What is needed is an exact copy of every entry below.

Segment Start: RECORDED DATA

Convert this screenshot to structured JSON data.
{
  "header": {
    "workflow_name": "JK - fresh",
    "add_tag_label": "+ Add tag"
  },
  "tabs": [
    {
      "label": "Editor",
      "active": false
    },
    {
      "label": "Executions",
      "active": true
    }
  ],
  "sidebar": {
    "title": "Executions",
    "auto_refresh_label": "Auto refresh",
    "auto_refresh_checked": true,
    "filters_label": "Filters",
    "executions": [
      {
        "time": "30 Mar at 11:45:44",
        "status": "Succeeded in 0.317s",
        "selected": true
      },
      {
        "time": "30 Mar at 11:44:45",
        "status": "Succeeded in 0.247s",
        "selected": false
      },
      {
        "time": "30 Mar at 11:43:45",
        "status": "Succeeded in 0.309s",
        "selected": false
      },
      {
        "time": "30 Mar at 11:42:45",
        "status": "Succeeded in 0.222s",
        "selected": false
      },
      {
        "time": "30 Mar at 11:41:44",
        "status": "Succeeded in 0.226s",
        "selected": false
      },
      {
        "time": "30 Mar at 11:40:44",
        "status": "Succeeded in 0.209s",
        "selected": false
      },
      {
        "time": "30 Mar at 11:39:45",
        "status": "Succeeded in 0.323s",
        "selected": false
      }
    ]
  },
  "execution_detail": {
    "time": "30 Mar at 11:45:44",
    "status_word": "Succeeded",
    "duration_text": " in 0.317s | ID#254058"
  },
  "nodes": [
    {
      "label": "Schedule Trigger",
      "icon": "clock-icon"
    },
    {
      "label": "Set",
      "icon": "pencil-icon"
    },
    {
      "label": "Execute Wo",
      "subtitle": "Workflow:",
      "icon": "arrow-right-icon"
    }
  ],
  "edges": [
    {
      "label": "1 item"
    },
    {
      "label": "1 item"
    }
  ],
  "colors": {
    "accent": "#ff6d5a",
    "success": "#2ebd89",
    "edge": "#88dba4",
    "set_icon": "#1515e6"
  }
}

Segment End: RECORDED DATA

*ANSWER TO THE PROBLEM*.
Convert this screenshot to structured JSON data.
{
  "header": {
    "workflow_name": "JK - fresh",
    "add_tag_label": "+ Add tag"
  },
  "tabs": [
    {
      "label": "Editor",
      "active": false
    },
    {
      "label": "Executions",
      "active": true
    }
  ],
  "sidebar": {
    "title": "Executions",
    "auto_refresh_label": "Auto refresh",
    "auto_refresh_checked": true,
    "filters_label": "Filters",
    "executions": [
      {
        "time": "30 Mar at 11:45:44",
        "status": "Succeeded in 0.317s",
        "selected": true
      },
      {
        "time": "30 Mar at 11:44:45",
        "status": "Succeeded in 0.247s",
        "selected": false
      },
      {
        "time": "30 Mar at 11:43:45",
        "status": "Succeeded in 0.309s",
        "selected": false
      },
      {
        "time": "30 Mar at 11:42:45",
        "status": "Succeeded in 0.222s",
        "selected": false
      },
      {
        "time": "30 Mar at 11:41:44",
        "status": "Succeeded in 0.226s",
        "selected": false
      },
      {
        "time": "30 Mar at 11:40:44",
        "status": "Succeeded in 0.209s",
        "selected": false
      },
      {
        "time": "30 Mar at 11:39:45",
        "status": "Succeeded in 0.323s",
        "selected": false
      }
    ]
  },
  "execution_detail": {
    "time": "30 Mar at 11:45:44",
    "status_word": "Succeeded",
    "duration_text": " in 0.317s | ID#254058"
  },
  "nodes": [
    {
      "label": "Schedule Trigger",
      "icon": "clock-icon"
    },
    {
      "label": "Set",
      "icon": "pencil-icon"
    },
    {
      "label": "Execute Wo",
      "subtitle": "Workflow:",
      "icon": "arrow-right-icon"
    }
  ],
  "edges": [
    {
      "label": "1 item"
    },
    {
      "label": "1 item"
    }
  ],
  "colors": {
    "accent": "#ff6d5a",
    "success": "#2ebd89",
    "edge": "#88dba4",
    "set_icon": "#1515e6"
  }
}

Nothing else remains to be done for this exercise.